Model Run Hour
GFS 12Z 384
NAM 12Z 084
RAP 18Z 021
ECMWF 12Z 240
GEFS 12Z 384
CMC 12Z 240
ECMEPS 00Z 240

Latest News

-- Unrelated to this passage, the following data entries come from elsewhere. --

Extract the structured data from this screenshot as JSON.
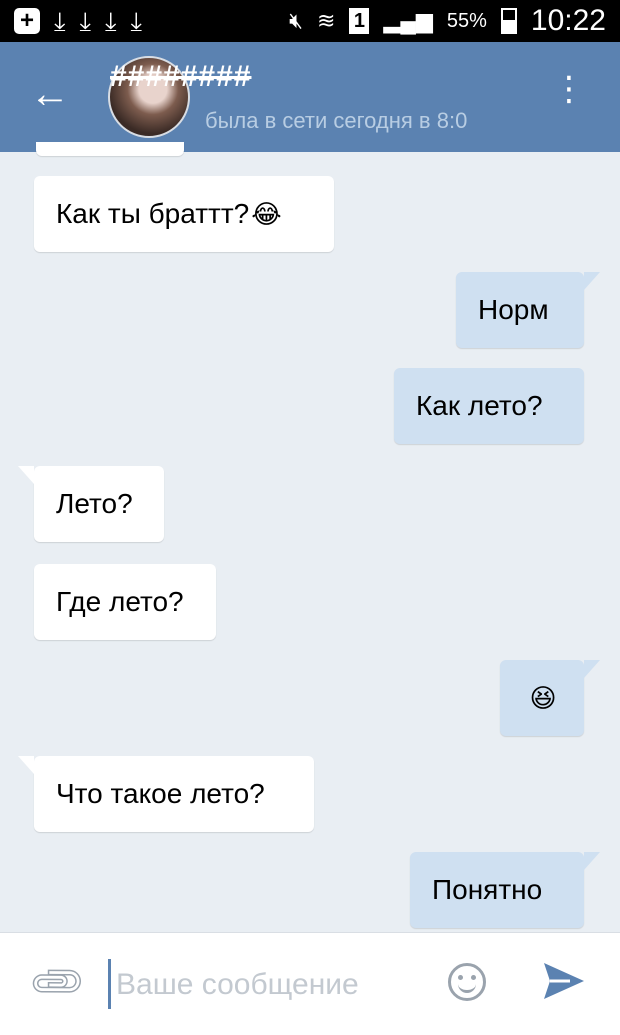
{
  "status_bar": {
    "battery": "55%",
    "time": "10:22",
    "sim": "1"
  },
  "header": {
    "contact_name": "########",
    "last_seen": "была в сети сегодня в 8:0"
  },
  "messages": [
    {
      "direction": "incoming",
      "text": "Как ты браттт?",
      "emoji": "😂"
    },
    {
      "direction": "outgoing",
      "text": "Норм"
    },
    {
      "direction": "outgoing",
      "text": "Как лето?"
    },
    {
      "direction": "incoming",
      "text": "Лето?"
    },
    {
      "direction": "incoming",
      "text": "Где лето?"
    },
    {
      "direction": "outgoing",
      "text": "",
      "emoji": "😆"
    },
    {
      "direction": "incoming",
      "text": "Что такое лето?"
    },
    {
      "direction": "outgoing",
      "text": "Понятно"
    }
  ],
  "composer": {
    "placeholder": "Ваше сообщение"
  },
  "colors": {
    "header": "#5b82b1",
    "background": "#e9eef3",
    "incoming_bubble": "#ffffff",
    "outgoing_bubble": "#cfe0f1"
  }
}
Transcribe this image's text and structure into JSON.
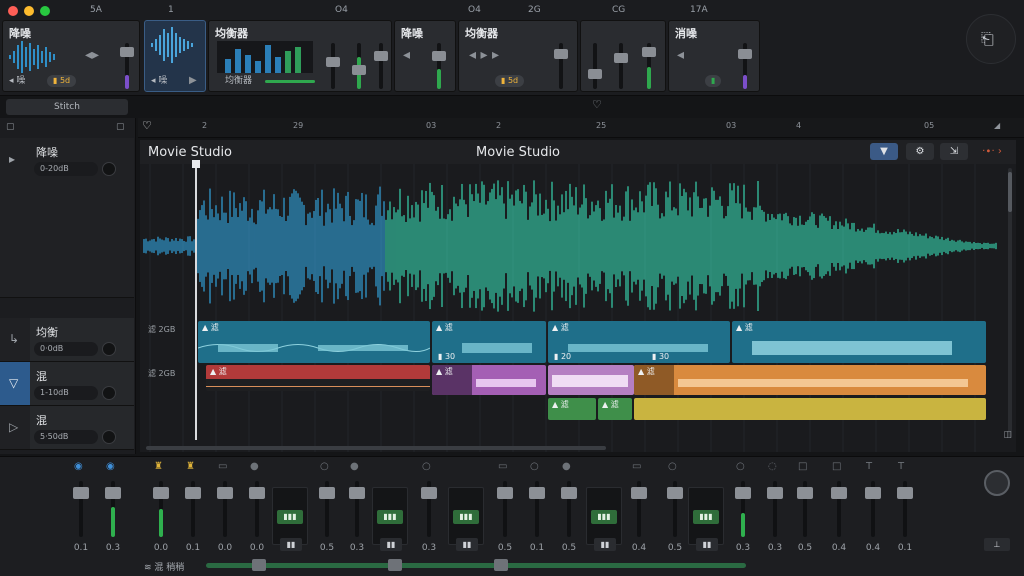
{
  "ruler_top": [
    "5A",
    "1",
    "O4",
    "O4",
    "2G",
    "CG",
    "17A"
  ],
  "effects": [
    {
      "title": "降噪",
      "foot": "◂ 噪",
      "chip": "▮ 5d"
    },
    {
      "title": "",
      "foot": "◂ 噪",
      "chip": ""
    },
    {
      "title": "均衡器",
      "foot": "均衡器",
      "chip": ""
    },
    {
      "title": "降噪",
      "foot": "",
      "chip": ""
    },
    {
      "title": "均衡器",
      "foot": "",
      "chip": "▮ 5d"
    },
    {
      "title": "",
      "foot": "",
      "chip": ""
    },
    {
      "title": "消噪",
      "foot": "",
      "chip": ""
    }
  ],
  "search": {
    "label": "Stitch"
  },
  "ruler": [
    "2",
    "29",
    "03",
    "2",
    "25",
    "03",
    "4",
    "05"
  ],
  "editor": {
    "title_left": "Movie Studio",
    "title_center": "Movie Studio"
  },
  "left_tracks": [
    {
      "name": "降噪",
      "value": "0-20dB"
    },
    {
      "name": "均衡",
      "value": "0·0dB"
    },
    {
      "name": "混",
      "value": "1-10dB"
    },
    {
      "name": "混",
      "value": "5·50dB"
    }
  ],
  "lanes": [
    {
      "label": "滤 2GB"
    },
    {
      "label": "滤 2GB"
    }
  ],
  "clips": {
    "lane1": [
      {
        "label": "▲ 滤",
        "num": ""
      },
      {
        "label": "▲ 滤",
        "num": "▮ 30"
      },
      {
        "label": "▲ 滤",
        "num": "▮ 20"
      },
      {
        "label": "▲ 滤",
        "num": ""
      }
    ],
    "lane2": [
      {
        "label": "▲ 滤"
      },
      {
        "label": "▲ 滤"
      },
      {
        "label": "▲ 滤"
      }
    ],
    "lane3": [
      {
        "label": "▲ 滤"
      },
      {
        "label": "▲ 滤"
      }
    ],
    "extra_nums": [
      "▮ 30"
    ]
  },
  "mixer": {
    "values": [
      "0.1",
      "0.3",
      "0.0",
      "0.1",
      "0.0",
      "0.0",
      "0.5",
      "0.3",
      "0.3",
      "0.5",
      "0.1",
      "0.5",
      "0.4",
      "0.5",
      "0.3",
      "0.3",
      "0.5",
      "0.4",
      "0.4",
      "0.1"
    ],
    "bank_label": "▮▮"
  },
  "bottom": {
    "label": "≋ 混 稍稍"
  }
}
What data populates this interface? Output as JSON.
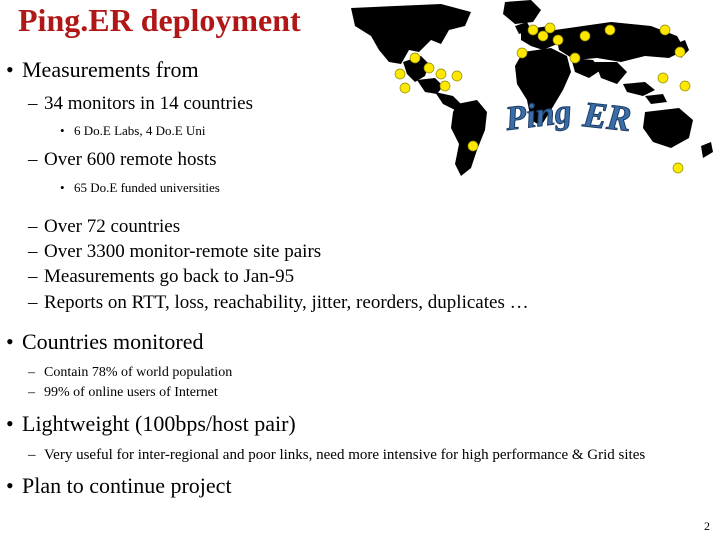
{
  "title": "Ping.ER deployment",
  "page_number": "2",
  "colors": {
    "title": "#b01818",
    "map_land": "#000000",
    "map_node": "#ffe800",
    "map_node_stroke": "#8a8a00",
    "logo_text": "#3a6ea8"
  },
  "map": {
    "name": "world-map-with-monitor-nodes",
    "logo_text": "Ping ER"
  },
  "content": [
    {
      "level": 1,
      "bullet": "•",
      "text": "Measurements from"
    },
    {
      "level": 2,
      "bullet": "–",
      "text": "34 monitors in 14 countries"
    },
    {
      "level": 3,
      "bullet": "•",
      "text": "6 Do.E Labs, 4 Do.E Uni"
    },
    {
      "level": 2,
      "bullet": "–",
      "text": "Over 600 remote hosts"
    },
    {
      "level": 3,
      "bullet": "•",
      "text": "65 Do.E funded universities"
    },
    {
      "level": 2,
      "bullet": "–",
      "text": "Over 72 countries"
    },
    {
      "level": 2,
      "bullet": "–",
      "text": "Over 3300 monitor-remote site pairs"
    },
    {
      "level": 2,
      "bullet": "–",
      "text": "Measurements go back to Jan-95"
    },
    {
      "level": 2,
      "bullet": "–",
      "text": "Reports on RTT, loss, reachability, jitter, reorders, duplicates …"
    },
    {
      "level": 1,
      "bullet": "•",
      "text": "Countries monitored"
    },
    {
      "level": 2,
      "bullet": "–",
      "text": "Contain 78% of world population"
    },
    {
      "level": 2,
      "bullet": "–",
      "text": "99% of online users of Internet"
    },
    {
      "level": 1,
      "bullet": "•",
      "text": "Lightweight (100bps/host pair)"
    },
    {
      "level": 2,
      "bullet": "–",
      "text": "Very useful for inter-regional and poor links, need more intensive for high performance & Grid sites"
    },
    {
      "level": 1,
      "bullet": "•",
      "text": "Plan to continue project"
    }
  ]
}
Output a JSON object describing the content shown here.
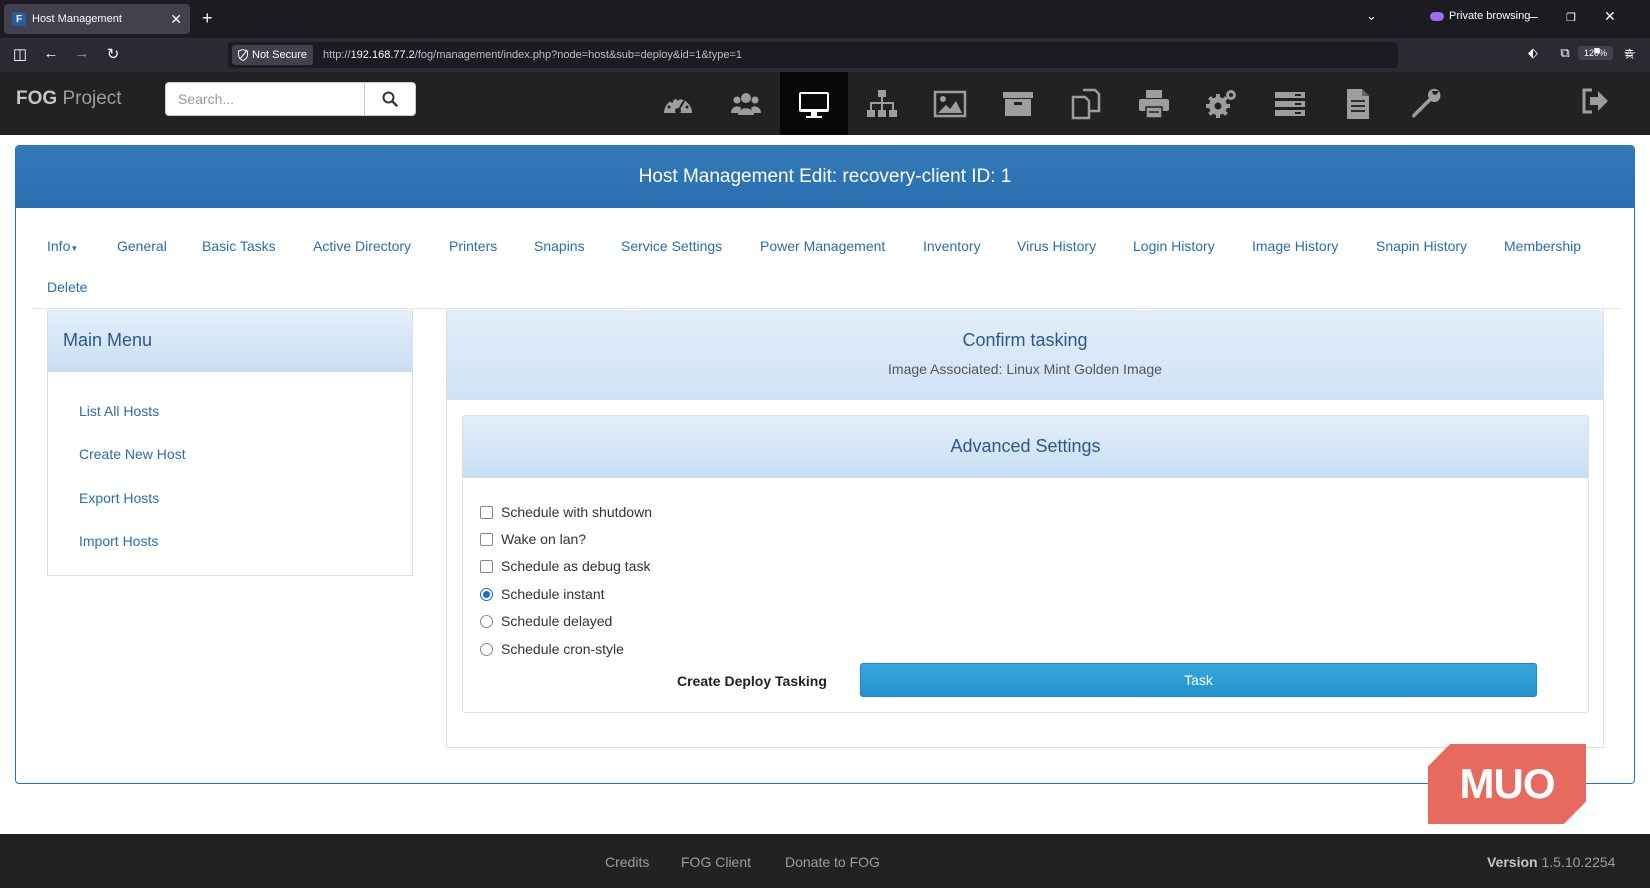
{
  "browser": {
    "tab_title": "Host Management",
    "tab_favicon": "F",
    "not_secure": "Not Secure",
    "url_prefix": "http://",
    "url_host": "192.168.77.2",
    "url_path": "/fog/management/index.php?node=host&sub=deploy&id=1&type=1",
    "zoom": "120%",
    "private_label": "Private browsing"
  },
  "header": {
    "brand_bold": "FOG",
    "brand_rest": " Project",
    "search_placeholder": "Search...",
    "nav_icons": [
      "dashboard-icon",
      "users-icon",
      "hosts-icon",
      "groups-icon",
      "images-icon",
      "storage-icon",
      "snapins-icon",
      "printers-icon",
      "services-icon",
      "tasks-icon",
      "reports-icon",
      "settings-icon"
    ],
    "active_nav": "hosts-icon"
  },
  "panel": {
    "title": "Host Management Edit: recovery-client ID: 1"
  },
  "subnav": {
    "items": [
      "Info",
      "General",
      "Basic Tasks",
      "Active Directory",
      "Printers",
      "Snapins",
      "Service Settings",
      "Power Management",
      "Inventory",
      "Virus History",
      "Login History",
      "Image History",
      "Snapin History",
      "Membership",
      "Delete"
    ]
  },
  "main_menu": {
    "title": "Main Menu",
    "items": [
      "List All Hosts",
      "Create New Host",
      "Export Hosts",
      "Import Hosts"
    ]
  },
  "confirm": {
    "title": "Confirm tasking",
    "image_associated": "Image Associated: Linux Mint Golden Image"
  },
  "advanced": {
    "title": "Advanced Settings",
    "checkboxes": [
      "Schedule with shutdown",
      "Wake on lan?",
      "Schedule as debug task"
    ],
    "radios": [
      "Schedule instant",
      "Schedule delayed",
      "Schedule cron-style"
    ],
    "selected_radio": "Schedule instant",
    "deploy_label": "Create Deploy Tasking",
    "task_button": "Task"
  },
  "watermark": "MUO",
  "footer": {
    "links": [
      "Credits",
      "FOG Client",
      "Donate to FOG"
    ],
    "version_label": "Version",
    "version_value": " 1.5.10.2254"
  },
  "colors": {
    "panel_head": "#337ab7",
    "link": "#2a6eb0",
    "task_button": "#2293cf"
  }
}
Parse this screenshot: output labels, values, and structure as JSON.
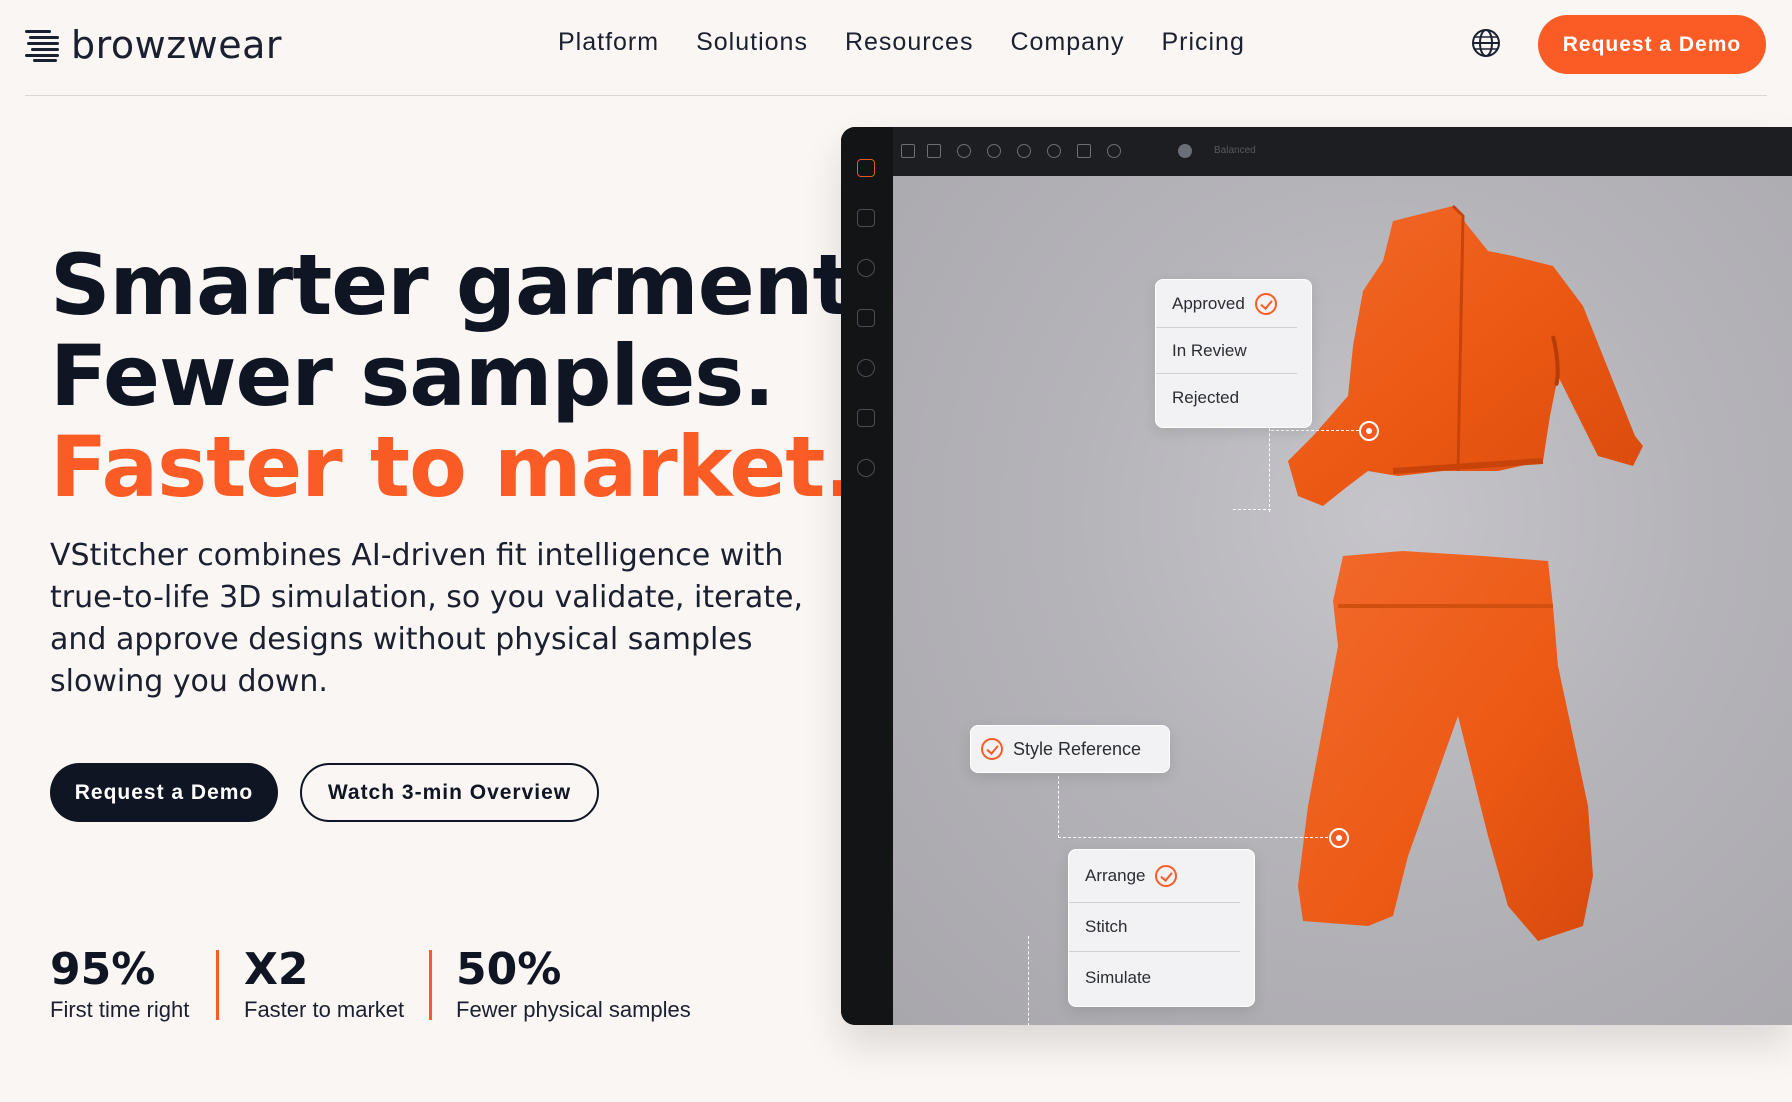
{
  "nav": {
    "logo_text": "browzwear",
    "items": [
      "Platform",
      "Solutions",
      "Resources",
      "Company",
      "Pricing"
    ],
    "cta_label": "Request a Demo"
  },
  "hero": {
    "headline_line1": "Smarter garments.",
    "headline_line2": "Fewer samples.",
    "headline_accent": "Faster to market.",
    "lead": "VStitcher combines AI-driven fit intelligence with true-to-life 3D simulation, so you validate, iterate, and approve designs without physical samples slowing you down.",
    "primary_button": "Request a Demo",
    "secondary_button": "Watch 3-min Overview"
  },
  "stats": [
    {
      "value": "95%",
      "label": "First time right"
    },
    {
      "value": "X2",
      "label": "Faster to market"
    },
    {
      "value": "50%",
      "label": "Fewer physical samples"
    }
  ],
  "app": {
    "toolbar_mode": "Balanced",
    "status_card": [
      "Approved",
      "In Review",
      "Rejected"
    ],
    "style_reference": "Style Reference",
    "workflow_card": [
      "Arrange",
      "Stitch",
      "Simulate"
    ]
  },
  "colors": {
    "accent": "#fb5c25",
    "dark": "#0f1523",
    "background": "#f9f6f3",
    "garment": "#ee5a16"
  }
}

2017-01-02: Extended RAP maps to forecast hour 21.